FlamesRising.com is pleased to present you with an exclusive look into the mind of Alex Bledsoe, an author who has published a series of horror novels with an unusual vampire character. Find out what Alex Bledsoe thinks about vampires, and why they are so meaningful to him as an author.
I’m a long-time fan of the vampire as a literary figure, and believe strongly that to realize its potential, that figure must function as a metaphor for something else. The standard tropes–blood drinking, aversion to sunlight and crosses, unending existence, irresistible sexual attraction–are simply gimmicks without the metaphor’s symbolic context to give them meaning. And what makes the vampire so special is that it can embody so many disparate things while remaining true to its essential nature.
But while the vampire may be everywhere these days, he’s hardly ever alone. The glory days of lone nosferatu (nosferati?) are over. He (or she) now shares space with werewolves, dragons, demons, shapeshifters and any other creature from folklore that catches the writer’s fancy. To me, this greatly diminishes the power of the individual monster. It’s the Justice League Syndrome: what’s sillier than someone in a mask and long underwear fighting crime? A whole room full of them. So if I’m writing about vampires, it’s just about vampires. I find them plenty interesting on their own.
Also, in a lot of contemporary fantasy there are vampire societies, with elaborate feudal laws and hierarchies. This to me is just…silly. Really. When monsters get organized, they’re just the Mafia with fangs, fur and claws. There’s no dark grandeur or sense of wonder in a bureaucracy. So in my novels, vampires are solitary figures distrustful of each other, and certainly not about to unionize.
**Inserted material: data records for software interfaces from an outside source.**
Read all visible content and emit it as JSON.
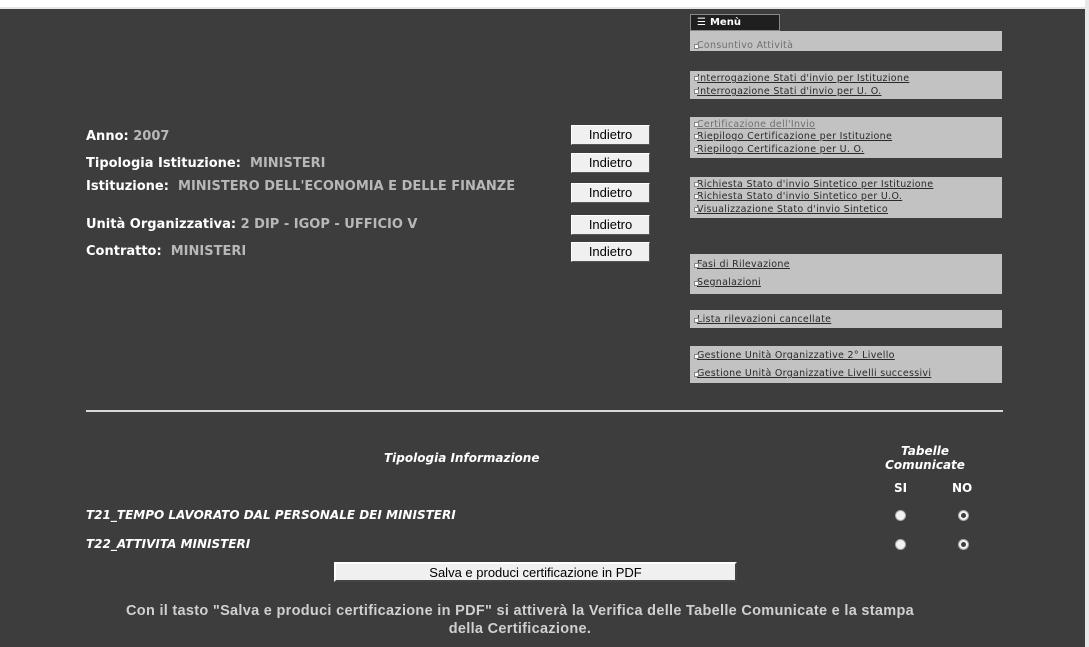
{
  "info": {
    "anno_label": "Anno:",
    "anno_value": "2007",
    "tipologia_label": "Tipologia Istituzione:",
    "tipologia_value": "MINISTERI",
    "istituzione_label": "Istituzione:",
    "istituzione_value": "MINISTERO DELL'ECONOMIA E DELLE FINANZE",
    "unita_label": "Unità Organizzativa:",
    "unita_value": "2 DIP - IGOP - UFFICIO V",
    "contratto_label": "Contratto:",
    "contratto_value": "MINISTERI",
    "back_label": "Indietro"
  },
  "menu": {
    "title": "Menù",
    "groups": [
      [
        "Consuntivo Attività"
      ],
      [
        "Interrogazione Stati d'invio per Istituzione",
        "Interrogazione Stati d'invio per U. O."
      ],
      [
        "Certificazione dell'Invio",
        "Riepilogo Certificazione per Istituzione",
        "Riepilogo Certificazione per U. O."
      ],
      [
        "Richiesta Stato d'invio Sintetico per Istituzione",
        "Richiesta Stato d'invio Sintetico per U.O.",
        "Visualizzazione Stato d'invio Sintetico"
      ],
      [
        "Fasi di Rilevazione",
        "Segnalazioni"
      ],
      [
        "Lista rilevazioni cancellate"
      ],
      [
        "Gestione Unità Organizzative 2° Livello",
        "Gestione Unità Organizzative Livelli successivi"
      ]
    ]
  },
  "table": {
    "col_tipologia": "Tipologia Informazione",
    "col_tabelle": "Tabelle Comunicate",
    "col_si": "SI",
    "col_no": "NO",
    "rows": [
      {
        "label": "T21_TEMPO LAVORATO DAL PERSONALE DEI MINISTERI",
        "selected": "NO"
      },
      {
        "label": "T22_ATTIVITA MINISTERI",
        "selected": "NO"
      }
    ]
  },
  "pdf_button": "Salva e produci certificazione in PDF",
  "footer": "Con il tasto \"Salva e produci certificazione in PDF\" si attiverà la Verifica delle Tabelle Comunicate e la stampa della Certificazione.",
  "colors": {
    "background": "#3d3d3d",
    "menu_box": "#c2c2c2",
    "value_text": "#b8b8b8"
  }
}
I realize that makes me sound like a cranky old man: “When I was your age, our vampires were foreign and overdressed, and we were glad to get ’em!” But the vast majority of these new literary vampires say nothing to us remotely as powerful as Dracula, Carmilla, Barnabas Collins, and Lestat do. They represent nothing beyond the latest form of bad boy (and occasional girl), and so they ultimately mean nothing.
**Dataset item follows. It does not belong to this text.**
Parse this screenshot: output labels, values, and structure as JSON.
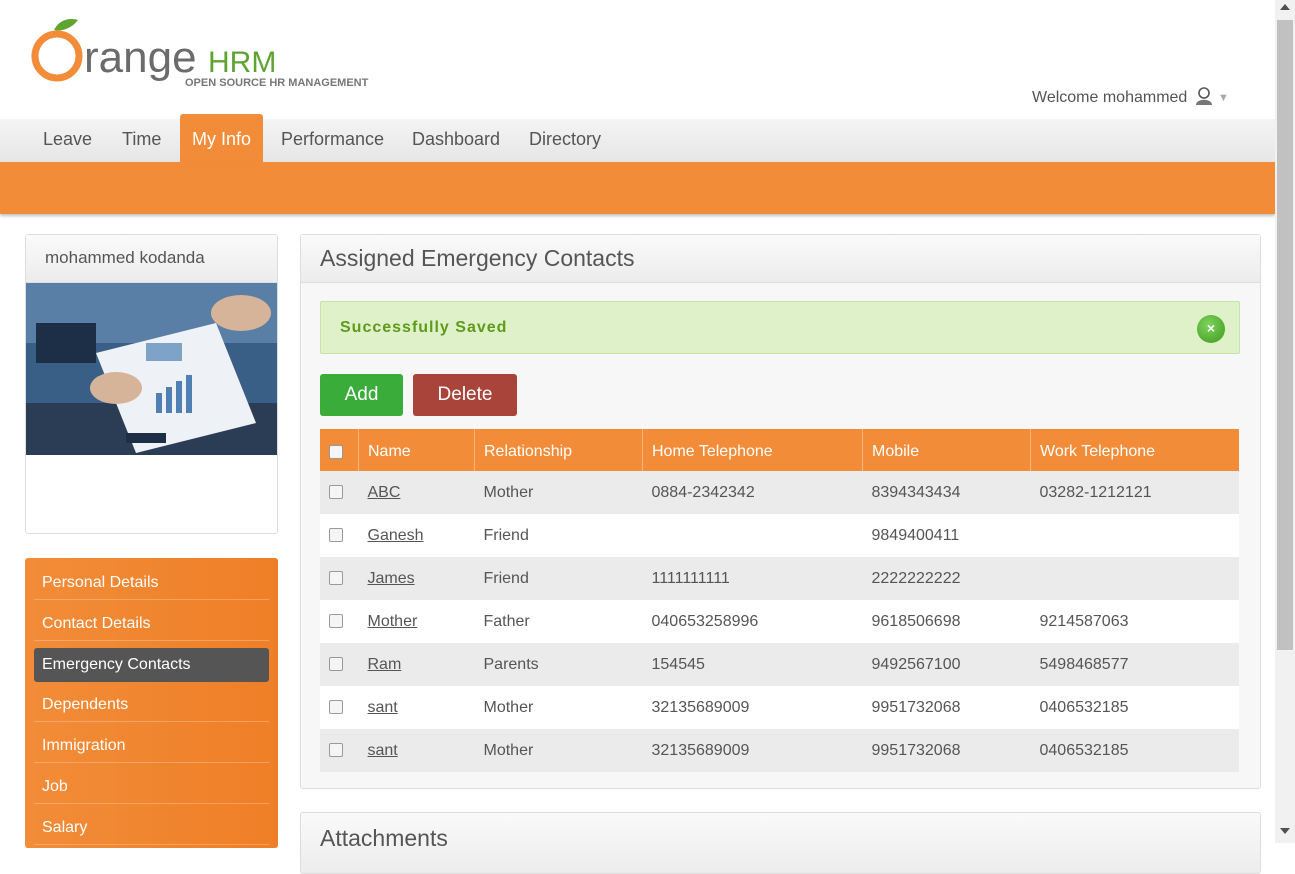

In my novels, the vampire figure represents nihilism run rampant, and the related danger of denying one’s connection to the world at large. Zginksi, my protagonist (he’s definitely not a “hero”), is interested solely in self-preservation, and will simply eliminate anyone he sees as a threat. What happens when he must give and receive help is the theme of my 2009 novel Blood Groove, and the consequences of love are the subject of The Girls with Games of Blood, just released from Tor. As my friend author Adrian Phoenix said about the new book, “Just because a monster’s heart awakens, doesn’t make it any less of a monster.”
I don’t know if Zginski means anything to anyone other than me; that’s for readers to decide. But in creating him, I swung for the symbolic fences and tried to imbue him with something larger than himself. I hope it works, and that readers respond to it even if they’re not aware of it. And ultimately, I’d rather fail at that than succeed in creating just another bloodsucking poster boy.
Alex Bledsoe – 2010